Demand for such loans largely depends on the interest rate level on bank loans. To be more specific, when bank loans become more expensive for firms and households, demand for such loans generally declines. The opposite situation applies when loans become cheaper. In turn, the price and availability of loans ultimately influences how much money households and firms have available for consumption and investment. This influences the demand for goods and therefore ultimately price developments. Central banks thus have the option of raising or lowering the policy rate in order to ensure price stability.
At the same time, however, the policy rate can also be used to influence economic agents’ expectations. A policy rate hike can be interpreted as a signal for lower inflation rates in the future, whilst a cut to policy rates can be viewed as a signal for higher inflation rates in the future. This way, changes in policy rates can influence inflation expectations, which, in turn, affect wages, demand in the goods markets, prices and therefore the inflation rate.

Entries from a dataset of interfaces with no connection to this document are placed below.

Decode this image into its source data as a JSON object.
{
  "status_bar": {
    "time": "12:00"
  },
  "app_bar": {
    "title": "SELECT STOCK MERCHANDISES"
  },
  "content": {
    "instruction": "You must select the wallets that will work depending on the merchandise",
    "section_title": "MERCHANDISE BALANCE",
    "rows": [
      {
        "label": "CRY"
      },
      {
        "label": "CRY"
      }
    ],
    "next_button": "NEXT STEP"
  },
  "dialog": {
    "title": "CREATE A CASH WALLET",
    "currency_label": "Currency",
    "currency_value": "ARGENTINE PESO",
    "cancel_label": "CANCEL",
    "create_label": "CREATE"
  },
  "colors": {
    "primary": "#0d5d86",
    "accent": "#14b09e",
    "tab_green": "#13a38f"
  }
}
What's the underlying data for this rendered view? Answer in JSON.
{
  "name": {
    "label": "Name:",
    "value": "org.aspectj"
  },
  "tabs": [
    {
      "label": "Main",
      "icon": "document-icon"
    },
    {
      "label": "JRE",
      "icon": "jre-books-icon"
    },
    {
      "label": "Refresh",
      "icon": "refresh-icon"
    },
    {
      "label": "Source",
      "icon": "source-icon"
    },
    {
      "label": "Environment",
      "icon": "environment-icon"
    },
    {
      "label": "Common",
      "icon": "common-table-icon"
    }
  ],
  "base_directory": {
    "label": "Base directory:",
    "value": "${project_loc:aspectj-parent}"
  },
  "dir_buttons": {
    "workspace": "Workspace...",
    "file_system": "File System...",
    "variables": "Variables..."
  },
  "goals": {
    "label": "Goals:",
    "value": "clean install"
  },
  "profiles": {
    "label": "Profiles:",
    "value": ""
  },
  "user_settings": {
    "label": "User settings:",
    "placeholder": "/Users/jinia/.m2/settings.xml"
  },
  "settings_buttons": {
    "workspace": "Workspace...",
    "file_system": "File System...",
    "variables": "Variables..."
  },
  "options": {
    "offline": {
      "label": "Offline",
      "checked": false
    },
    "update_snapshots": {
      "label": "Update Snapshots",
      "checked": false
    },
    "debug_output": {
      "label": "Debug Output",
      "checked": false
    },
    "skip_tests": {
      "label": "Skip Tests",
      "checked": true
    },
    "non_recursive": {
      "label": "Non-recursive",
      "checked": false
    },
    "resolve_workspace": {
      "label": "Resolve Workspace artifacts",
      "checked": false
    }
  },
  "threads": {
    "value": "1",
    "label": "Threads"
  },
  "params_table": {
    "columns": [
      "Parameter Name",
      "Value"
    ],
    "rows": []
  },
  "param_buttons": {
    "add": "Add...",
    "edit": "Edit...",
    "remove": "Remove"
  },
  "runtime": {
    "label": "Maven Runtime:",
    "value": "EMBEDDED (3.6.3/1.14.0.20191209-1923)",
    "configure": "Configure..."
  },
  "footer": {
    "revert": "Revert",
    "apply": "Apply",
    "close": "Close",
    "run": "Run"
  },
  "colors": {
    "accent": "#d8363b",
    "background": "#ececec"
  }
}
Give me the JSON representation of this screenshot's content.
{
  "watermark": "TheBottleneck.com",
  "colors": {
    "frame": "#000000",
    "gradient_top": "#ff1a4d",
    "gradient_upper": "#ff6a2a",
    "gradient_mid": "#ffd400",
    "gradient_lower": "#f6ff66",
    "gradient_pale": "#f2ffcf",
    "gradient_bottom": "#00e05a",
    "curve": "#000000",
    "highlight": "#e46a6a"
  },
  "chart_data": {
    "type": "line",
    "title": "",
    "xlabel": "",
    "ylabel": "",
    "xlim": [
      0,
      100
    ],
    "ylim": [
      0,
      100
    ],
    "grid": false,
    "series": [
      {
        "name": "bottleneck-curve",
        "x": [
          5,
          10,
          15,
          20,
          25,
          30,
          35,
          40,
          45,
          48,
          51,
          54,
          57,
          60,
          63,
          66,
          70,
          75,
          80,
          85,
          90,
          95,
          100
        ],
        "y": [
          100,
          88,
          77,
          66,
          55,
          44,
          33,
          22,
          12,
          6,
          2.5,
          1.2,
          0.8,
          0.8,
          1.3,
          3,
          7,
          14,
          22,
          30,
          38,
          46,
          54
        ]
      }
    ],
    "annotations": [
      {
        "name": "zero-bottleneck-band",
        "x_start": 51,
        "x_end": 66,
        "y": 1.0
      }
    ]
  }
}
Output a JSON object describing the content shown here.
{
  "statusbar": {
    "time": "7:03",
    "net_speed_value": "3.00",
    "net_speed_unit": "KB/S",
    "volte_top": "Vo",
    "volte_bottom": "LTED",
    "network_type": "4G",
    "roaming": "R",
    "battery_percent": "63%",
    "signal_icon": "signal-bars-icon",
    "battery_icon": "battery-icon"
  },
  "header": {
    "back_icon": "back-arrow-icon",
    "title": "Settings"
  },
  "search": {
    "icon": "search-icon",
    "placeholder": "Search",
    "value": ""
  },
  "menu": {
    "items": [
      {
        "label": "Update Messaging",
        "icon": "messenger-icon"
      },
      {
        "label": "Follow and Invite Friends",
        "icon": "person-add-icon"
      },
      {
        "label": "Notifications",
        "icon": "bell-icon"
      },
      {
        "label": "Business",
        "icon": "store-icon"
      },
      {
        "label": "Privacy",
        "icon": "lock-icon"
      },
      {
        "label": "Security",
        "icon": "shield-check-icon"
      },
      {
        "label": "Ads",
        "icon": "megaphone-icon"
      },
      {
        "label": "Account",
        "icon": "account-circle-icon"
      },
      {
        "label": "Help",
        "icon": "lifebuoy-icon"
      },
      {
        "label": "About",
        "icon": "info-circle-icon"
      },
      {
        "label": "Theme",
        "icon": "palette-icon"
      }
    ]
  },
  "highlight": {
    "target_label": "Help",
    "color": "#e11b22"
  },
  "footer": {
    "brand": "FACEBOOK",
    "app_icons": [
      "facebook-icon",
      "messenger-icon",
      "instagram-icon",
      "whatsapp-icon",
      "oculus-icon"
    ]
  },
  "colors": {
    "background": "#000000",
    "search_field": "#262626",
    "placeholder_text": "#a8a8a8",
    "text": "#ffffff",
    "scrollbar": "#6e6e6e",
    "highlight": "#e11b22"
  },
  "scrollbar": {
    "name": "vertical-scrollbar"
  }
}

Inflation uncertainty represents uncertainty about the future development of inflation. It therefore describes uncertainty about the level of expected inflation. Inflation uncertainty exists when economic agents are unsure what inflation rate to expect in the future. Based on this, individual inflation uncertainty and macroeconomic inflation uncertainty are distinguished from one another.
Individual uncertainty describes the personal uncertainty of individual economic agents considered in isolation. To gauge these agents’ uncertainty, the questionnaires for the Bundesbank’s study on expectations contain a question on the subjective probability distribution of the expected inflation rate. Specifically, participants are asked to assign a probability to different inflation scenarios or different inflation rates.
This involves distributing 100 points among the possible inflation scenarios. It is also possible to assign zero points to a scenario. The more points a participant assigns to the scenario, the more strongly they believe inflation/deflation to occur within this range.
Based on this question, individual uncertainty is determined by the number of intervals used. More precisely, the greater the number of inflation scenarios among which respondents distribute their 100 points, the greater their individual uncertainty about the future level of the inflation rate.
Macroeconomic inflation uncertainty goes beyond the level of individual economic agents and describes aggregate uncertainty about the future inflation rate. Put differently, macroeconomic uncertainty can be seen as disagreement among economic agents about the future level of inflation. It can be depicted as the standard deviation of the prevailing inflation expectations. It is calculated by deriving the standard deviation of the point estimates of respondents for the future inflation rate. The standard deviation describes the dispersion of the various estimated inflation rates around the mean of these point estimates. Simply put, it measures the average distance of all recorded point estimates for the future inflation rate from the mean value of the latter. Thus, it is a suitable yardstick for measuring uncertainty and disagreement surrounding inflation expectations.
The Deutsche Bundesbank can glean very valuable information from how uncertain an individual respondent is about inflation developments. As a respondent’s individual inflation uncertainty increases, so does the likelihood that their inflation expectations will change. Likewise, individual savings and spending decisions are influenced by this.
The degree of uncertainty about inflation expectations also provides indications of the credibility of monetary policy. Increased macroeconomic uncertainty can make it more difficult to implement monetary policy measures. In this context, it can also have a negative impact on macroeconomic developments.
As a result, it is vital for central banks to capture inflation uncertainty and understand how it develops. Monitoring inflation expectations and inflation uncertainty via surveys plays a key role in this.